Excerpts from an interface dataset

:::

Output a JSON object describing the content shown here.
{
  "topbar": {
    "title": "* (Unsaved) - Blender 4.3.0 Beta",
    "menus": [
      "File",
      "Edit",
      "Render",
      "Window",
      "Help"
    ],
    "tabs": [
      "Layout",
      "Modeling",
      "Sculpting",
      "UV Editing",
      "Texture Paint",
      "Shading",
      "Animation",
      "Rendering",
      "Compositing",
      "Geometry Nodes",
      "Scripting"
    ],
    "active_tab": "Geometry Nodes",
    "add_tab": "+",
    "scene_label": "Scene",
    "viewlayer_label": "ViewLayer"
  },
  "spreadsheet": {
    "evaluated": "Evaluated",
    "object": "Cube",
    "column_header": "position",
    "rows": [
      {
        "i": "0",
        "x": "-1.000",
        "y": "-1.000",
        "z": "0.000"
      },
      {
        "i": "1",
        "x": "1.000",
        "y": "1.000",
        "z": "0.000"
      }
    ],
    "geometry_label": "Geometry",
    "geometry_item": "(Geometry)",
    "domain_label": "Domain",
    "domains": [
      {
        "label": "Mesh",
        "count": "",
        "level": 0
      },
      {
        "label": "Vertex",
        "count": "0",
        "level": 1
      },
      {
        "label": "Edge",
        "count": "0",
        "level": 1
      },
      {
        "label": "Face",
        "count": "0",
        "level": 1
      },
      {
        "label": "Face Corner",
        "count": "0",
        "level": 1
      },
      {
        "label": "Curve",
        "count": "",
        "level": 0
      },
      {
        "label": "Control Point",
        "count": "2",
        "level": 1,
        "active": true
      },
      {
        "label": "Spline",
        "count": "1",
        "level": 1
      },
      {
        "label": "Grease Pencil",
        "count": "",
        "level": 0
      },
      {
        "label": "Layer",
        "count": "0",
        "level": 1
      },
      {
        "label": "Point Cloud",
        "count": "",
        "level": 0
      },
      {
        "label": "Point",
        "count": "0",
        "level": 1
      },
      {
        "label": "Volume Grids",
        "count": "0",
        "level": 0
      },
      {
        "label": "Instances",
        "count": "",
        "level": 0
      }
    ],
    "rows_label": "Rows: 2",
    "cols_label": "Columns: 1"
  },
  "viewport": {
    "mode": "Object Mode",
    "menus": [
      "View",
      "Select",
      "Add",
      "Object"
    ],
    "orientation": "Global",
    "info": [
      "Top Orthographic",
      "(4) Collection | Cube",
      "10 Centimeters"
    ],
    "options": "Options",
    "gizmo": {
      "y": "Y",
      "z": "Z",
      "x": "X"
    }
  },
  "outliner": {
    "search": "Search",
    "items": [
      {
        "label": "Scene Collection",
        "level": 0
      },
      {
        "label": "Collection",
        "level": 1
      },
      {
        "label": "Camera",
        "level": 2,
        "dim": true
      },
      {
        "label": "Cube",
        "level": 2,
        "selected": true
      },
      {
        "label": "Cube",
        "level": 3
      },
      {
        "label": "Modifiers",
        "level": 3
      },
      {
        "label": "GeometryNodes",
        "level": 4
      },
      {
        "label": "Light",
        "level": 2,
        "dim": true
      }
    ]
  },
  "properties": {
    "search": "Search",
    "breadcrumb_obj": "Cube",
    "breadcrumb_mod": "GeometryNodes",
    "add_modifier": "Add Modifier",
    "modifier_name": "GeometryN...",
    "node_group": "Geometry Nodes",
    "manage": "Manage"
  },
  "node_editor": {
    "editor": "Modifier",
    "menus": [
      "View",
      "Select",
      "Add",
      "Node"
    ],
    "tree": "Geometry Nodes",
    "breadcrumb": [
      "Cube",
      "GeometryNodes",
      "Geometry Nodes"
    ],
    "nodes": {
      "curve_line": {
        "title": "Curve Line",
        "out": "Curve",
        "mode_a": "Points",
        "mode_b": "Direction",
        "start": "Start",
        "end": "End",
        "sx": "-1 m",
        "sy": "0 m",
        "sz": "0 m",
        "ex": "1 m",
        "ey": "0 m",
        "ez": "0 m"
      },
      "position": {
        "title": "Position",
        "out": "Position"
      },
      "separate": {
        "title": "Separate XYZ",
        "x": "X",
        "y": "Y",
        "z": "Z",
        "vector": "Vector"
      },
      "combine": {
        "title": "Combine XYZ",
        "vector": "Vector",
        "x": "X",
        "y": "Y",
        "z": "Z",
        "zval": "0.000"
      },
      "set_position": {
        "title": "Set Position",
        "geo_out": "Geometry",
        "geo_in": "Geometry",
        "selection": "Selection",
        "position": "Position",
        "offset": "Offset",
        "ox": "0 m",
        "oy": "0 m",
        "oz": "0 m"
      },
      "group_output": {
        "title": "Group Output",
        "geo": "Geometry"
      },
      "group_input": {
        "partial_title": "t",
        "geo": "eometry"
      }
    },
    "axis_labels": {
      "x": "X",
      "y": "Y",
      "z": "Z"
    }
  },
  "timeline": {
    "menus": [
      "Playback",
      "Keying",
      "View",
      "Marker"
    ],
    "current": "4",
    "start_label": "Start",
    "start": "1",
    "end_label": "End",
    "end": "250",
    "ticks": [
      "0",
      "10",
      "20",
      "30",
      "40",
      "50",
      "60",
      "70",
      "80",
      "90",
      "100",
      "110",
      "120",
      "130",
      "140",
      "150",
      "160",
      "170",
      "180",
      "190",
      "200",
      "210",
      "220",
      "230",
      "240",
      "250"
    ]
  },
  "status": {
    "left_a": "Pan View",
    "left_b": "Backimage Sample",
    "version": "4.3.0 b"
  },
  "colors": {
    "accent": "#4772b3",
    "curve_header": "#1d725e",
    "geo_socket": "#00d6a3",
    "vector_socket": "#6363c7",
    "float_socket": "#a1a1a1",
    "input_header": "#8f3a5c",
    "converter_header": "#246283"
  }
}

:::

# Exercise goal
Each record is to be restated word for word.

# Output for this task
Output a JSON object describing the content shown here.
{
  "topbar": {
    "title": "* (Unsaved) - Blender 4.3.0 Beta",
    "menus": [
      "File",
      "Edit",
      "Render",
      "Window",
      "Help"
    ],
    "tabs": [
      "Layout",
      "Modeling",
      "Sculpting",
      "UV Editing",
      "Texture Paint",
      "Shading",
      "Animation",
      "Rendering",
      "Compositing",
      "Geometry Nodes",
      "Scripting"
    ],
    "active_tab": "Geometry Nodes",
    "add_tab": "+",
    "scene_label": "Scene",
    "viewlayer_label": "ViewLayer"
  },
  "spreadsheet": {
    "evaluated": "Evaluated",
    "object": "Cube",
    "column_header": "position",
    "rows": [
      {
        "i": "0",
        "x": "-1.000",
        "y": "-1.000",
        "z": "0.000"
      },
      {
        "i": "1",
        "x": "1.000",
        "y": "1.000",
        "z": "0.000"
      }
    ],
    "geometry_label": "Geometry",
    "geometry_item": "(Geometry)",
    "domain_label": "Domain",
    "domains": [
      {
        "label": "Mesh",
        "count": "",
        "level": 0
      },
      {
        "label": "Vertex",
        "count": "0",
        "level": 1
      },
      {
        "label": "Edge",
        "count": "0",
        "level": 1
      },
      {
        "label": "Face",
        "count": "0",
        "level": 1
      },
      {
        "label": "Face Corner",
        "count": "0",
        "level": 1
      },
      {
        "label": "Curve",
        "count": "",
        "level": 0
      },
      {
        "label": "Control Point",
        "count": "2",
        "level": 1,
        "active": true
      },
      {
        "label": "Spline",
        "count": "1",
        "level": 1
      },
      {
        "label": "Grease Pencil",
        "count": "",
        "level": 0
      },
      {
        "label": "Layer",
        "count": "0",
        "level": 1
      },
      {
        "label": "Point Cloud",
        "count": "",
        "level": 0
      },
      {
        "label": "Point",
        "count": "0",
        "level": 1
      },
      {
        "label": "Volume Grids",
        "count": "0",
        "level": 0
      },
      {
        "label": "Instances",
        "count": "",
        "level": 0
      }
    ],
    "rows_label": "Rows: 2",
    "cols_label": "Columns: 1"
  },
  "viewport": {
    "mode": "Object Mode",
    "menus": [
      "View",
      "Select",
      "Add",
      "Object"
    ],
    "orientation": "Global",
    "info": [
      "Top Orthographic",
      "(4) Collection | Cube",
      "10 Centimeters"
    ],
    "options": "Options",
    "gizmo": {
      "y": "Y",
      "z": "Z",
      "x": "X"
    }
  },
  "outliner": {
    "search": "Search",
    "items": [
      {
        "label": "Scene Collection",
        "level": 0
      },
      {
        "label": "Collection",
        "level": 1
      },
      {
        "label": "Camera",
        "level": 2,
        "dim": true
      },
      {
        "label": "Cube",
        "level": 2,
        "selected": true
      },
      {
        "label": "Cube",
        "level": 3
      },
      {
        "label": "Modifiers",
        "level": 3
      },
      {
        "label": "GeometryNodes",
        "level": 4
      },
      {
        "label": "Light",
        "level": 2,
        "dim": true
      }
    ]
  },
  "properties": {
    "search": "Search",
    "breadcrumb_obj": "Cube",
    "breadcrumb_mod": "GeometryNodes",
    "add_modifier": "Add Modifier",
    "modifier_name": "GeometryN...",
    "node_group": "Geometry Nodes",
    "manage": "Manage"
  },
  "node_editor": {
    "editor": "Modifier",
    "menus": [
      "View",
      "Select",
      "Add",
      "Node"
    ],
    "tree": "Geometry Nodes",
    "breadcrumb": [
      "Cube",
      "GeometryNodes",
      "Geometry Nodes"
    ],
    "nodes": {
      "curve_line": {
        "title": "Curve Line",
        "out": "Curve",
        "mode_a": "Points",
        "mode_b": "Direction",
        "start": "Start",
        "end": "End",
        "sx": "-1 m",
        "sy": "0 m",
        "sz": "0 m",
        "ex": "1 m",
        "ey": "0 m",
        "ez": "0 m"
      },
      "position": {
        "title": "Position",
        "out": "Position"
      },
      "separate": {
        "title": "Separate XYZ",
        "x": "X",
        "y": "Y",
        "z": "Z",
        "vector": "Vector"
      },
      "combine": {
        "title": "Combine XYZ",
        "vector": "Vector",
        "x": "X",
        "y": "Y",
        "z": "Z",
        "zval": "0.000"
      },
      "set_position": {
        "title": "Set Position",
        "geo_out": "Geometry",
        "geo_in": "Geometry",
        "selection": "Selection",
        "position": "Position",
        "offset": "Offset",
        "ox": "0 m",
        "oy": "0 m",
        "oz": "0 m"
      },
      "group_output": {
        "title": "Group Output",
        "geo": "Geometry"
      },
      "group_input": {
        "partial_title": "t",
        "geo": "eometry"
      }
    },
    "axis_labels": {
      "x": "X",
      "y": "Y",
      "z": "Z"
    }
  },
  "timeline": {
    "menus": [
      "Playback",
      "Keying",
      "View",
      "Marker"
    ],
    "current": "4",
    "start_label": "Start",
    "start": "1",
    "end_label": "End",
    "end": "250",
    "ticks": [
      "0",
      "10",
      "20",
      "30",
      "40",
      "50",
      "60",
      "70",
      "80",
      "90",
      "100",
      "110",
      "120",
      "130",
      "140",
      "150",
      "160",
      "170",
      "180",
      "190",
      "200",
      "210",
      "220",
      "230",
      "240",
      "250"
    ]
  },
  "status": {
    "left_a": "Pan View",
    "left_b": "Backimage Sample",
    "version": "4.3.0 b"
  },
  "colors": {
    "accent": "#4772b3",
    "curve_header": "#1d725e",
    "geo_socket": "#00d6a3",
    "vector_socket": "#6363c7",
    "float_socket": "#a1a1a1",
    "input_header": "#8f3a5c",
    "converter_header": "#246283"
  }
}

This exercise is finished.